Essentially, a politician’s job is to convince his constituents to buy into his words. This usually involves convincing the voters that he best has their interests in mind. Or to be blunt about it, that his self-interests most closely align with their concerns.
As I pointed out from the start of president Rodrigo Duterte’s term, his opponents will be so eager to capitalize on any opportunity to distort and take out of context his ramblings, tirades, and his tongue-in-cheek and tell-it-like-it-is pronouncements. He makes it so easy for them to do so. The opposition has also used these same opportunities to sow fears of the return of Marcos-era type martial law, and of threats to the “democracy” of Filipinos.
Actually, what members of the opposition really refer to, and fear losing, is their ability to do anything they want, without scrutiny. But I digress…
When it comes to Duterte’s pronouncements, one recent example that comes to mind was his administration’s initiative to close down and clean up Boracay, the preferred beach getaway of your hippie and high-society crowd. The opposition had a lot of room to denounce it as a “dictatorial move”; some even likened it to a “dry run” for Martial Law. As usual, concern was thrown around the livelihood of those who would be affected by the closure, maybe some of it genuine, but also some of it rather opportunistic and exploitative, and politically-motivated, dare we say.

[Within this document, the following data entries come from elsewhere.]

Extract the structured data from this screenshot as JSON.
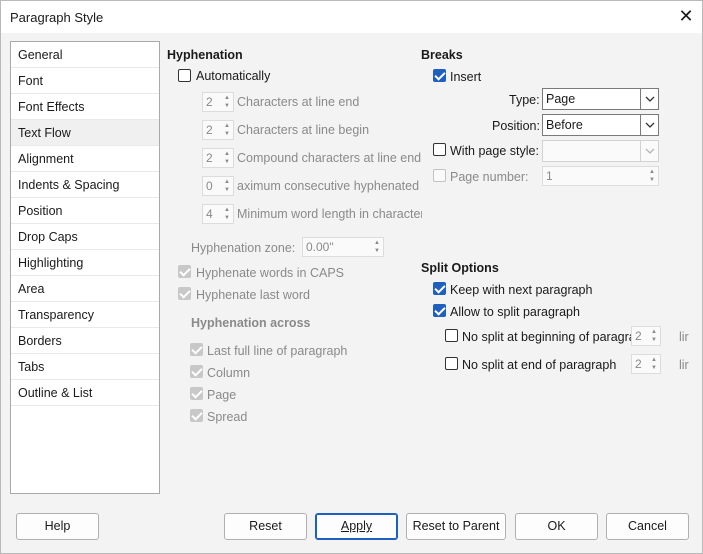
{
  "window": {
    "title": "Paragraph Style"
  },
  "sidebar": {
    "items": [
      {
        "label": "General"
      },
      {
        "label": "Font"
      },
      {
        "label": "Font Effects"
      },
      {
        "label": "Text Flow"
      },
      {
        "label": "Alignment"
      },
      {
        "label": "Indents & Spacing"
      },
      {
        "label": "Position"
      },
      {
        "label": "Drop Caps"
      },
      {
        "label": "Highlighting"
      },
      {
        "label": "Area"
      },
      {
        "label": "Transparency"
      },
      {
        "label": "Borders"
      },
      {
        "label": "Tabs"
      },
      {
        "label": "Outline & List"
      }
    ],
    "selected": "Text Flow"
  },
  "hyphenation": {
    "heading": "Hyphenation",
    "automatically": {
      "label": "Automatically",
      "checked": false
    },
    "chars_line_end": {
      "value": "2",
      "label": "Characters at line end"
    },
    "chars_line_begin": {
      "value": "2",
      "label": "Characters at line begin"
    },
    "compound_chars": {
      "value": "2",
      "label": "Compound characters at line end"
    },
    "max_consecutive": {
      "value": "0",
      "label": "aximum consecutive hyphenated lir"
    },
    "min_word_length": {
      "value": "4",
      "label": "Minimum word length in characters"
    },
    "zone": {
      "label": "Hyphenation zone:",
      "value": "0.00\""
    },
    "caps": {
      "label": "Hyphenate words in CAPS",
      "checked": true
    },
    "last_word": {
      "label": "Hyphenate last word",
      "checked": true
    },
    "across_heading": "Hyphenation across",
    "last_full_line": {
      "label": "Last full line of paragraph",
      "checked": true
    },
    "column": {
      "label": "Column",
      "checked": true
    },
    "page": {
      "label": "Page",
      "checked": true
    },
    "spread": {
      "label": "Spread",
      "checked": true
    }
  },
  "breaks": {
    "heading": "Breaks",
    "insert": {
      "label": "Insert",
      "checked": true
    },
    "type": {
      "label": "Type:",
      "value": "Page"
    },
    "position": {
      "label": "Position:",
      "value": "Before"
    },
    "with_page_style": {
      "label": "With page style:",
      "checked": false,
      "value": ""
    },
    "page_number": {
      "label": "Page number:",
      "value": "1"
    }
  },
  "split": {
    "heading": "Split Options",
    "keep_next": {
      "label": "Keep with next paragraph",
      "checked": true
    },
    "allow_split": {
      "label": "Allow to split paragraph",
      "checked": true
    },
    "no_split_begin": {
      "label": "No split at beginning of paragrap",
      "value": "2",
      "unit": "lir"
    },
    "no_split_end": {
      "label": "No split at end of paragraph",
      "value": "2",
      "unit": "lir"
    }
  },
  "buttons": {
    "help": "Help",
    "reset": "Reset",
    "apply": "Apply",
    "reset_parent": "Reset to Parent",
    "ok": "OK",
    "cancel": "Cancel"
  },
  "colors": {
    "accent": "#1f5fbf"
  }
}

Boracay was closed sometime April or May 2018, and just recently re-opened. While your opposition was busy wracking their minds looking for “a better way”, Duterte’s administration just went ahead and DID it. His opponents, while pre-occupied with giving feel-good motherhood statements in response to him, were also busy giving everyone who didn’t agree with them pieces of their supposedly “decent and enlightened” minds – whether they could spare them is another matter.
And the opposition – whose voice is currently dominated by the Liberal Party and the Yellowtards, are still wondering why fewer people are listening to them nowadays.

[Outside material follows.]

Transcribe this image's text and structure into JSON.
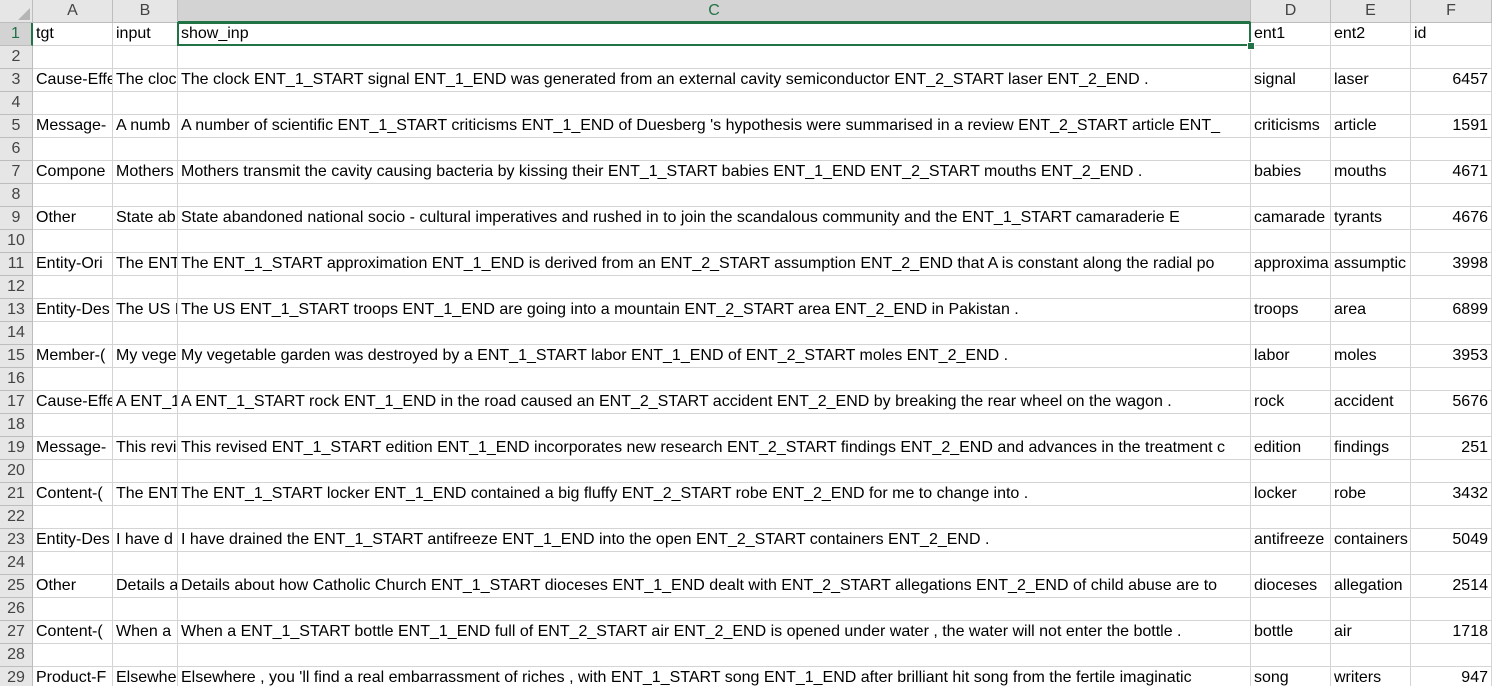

It would have been easy for the opposition to make Filipinos listen to them for alternatives to Duterte’s iron-fisted (from a soft, forgiving Pinoy point of view) way of doing things, if they had them in the first place. And that’s the problem; they don’t have any. Collectively, all the opposition can muster is “not Duterte”, and yet at the same time, this group of people is hobbled by the LP’s and Yellowtards’ lack of results from all the time they were the dominant force.
Those who work in the corporate world are very familiar with the kind of problem-solving mindset that is emphasized in it: “don’t just stop at telling me what I can’t do; tell me what I can!” Employees are expected to bring proposals or solutions to the problems they elevate to their bosses.
If you think about it, to conclude that the opposition’s lack of action is analysis-paralysis is rather inaccurate. It is more fittingly characterized by focus on saying something, with little or no intent to follow through. This is the most important realization that Duterte’s opponents have yet to come to: that words not backed up with action mean absolutely nothing. This applies not only to them, but also to Duterte’s outbursts that they claim “espouse violence, or a culture of rape”. To attribute such cause-and-effect to Duterte, without taking into consideration the bigger context of Filipino culture’s “do what I want” component, is to be intellectually dishonest.
[Photo courtesy: BBC]
- The difference between Duterte’s words and the Opposition’s - October 31, 2018
- Why are Filipinos reluctant to call wrongdoing out? - September 30, 2018
- Going around in circles - August 31, 2018
- Resurgence, relevance, and regard for the future, all in the SONA - July 31, 2018
- Rodrigo Duterte may inspire Filipinos, but he cannot change them - June 30, 2018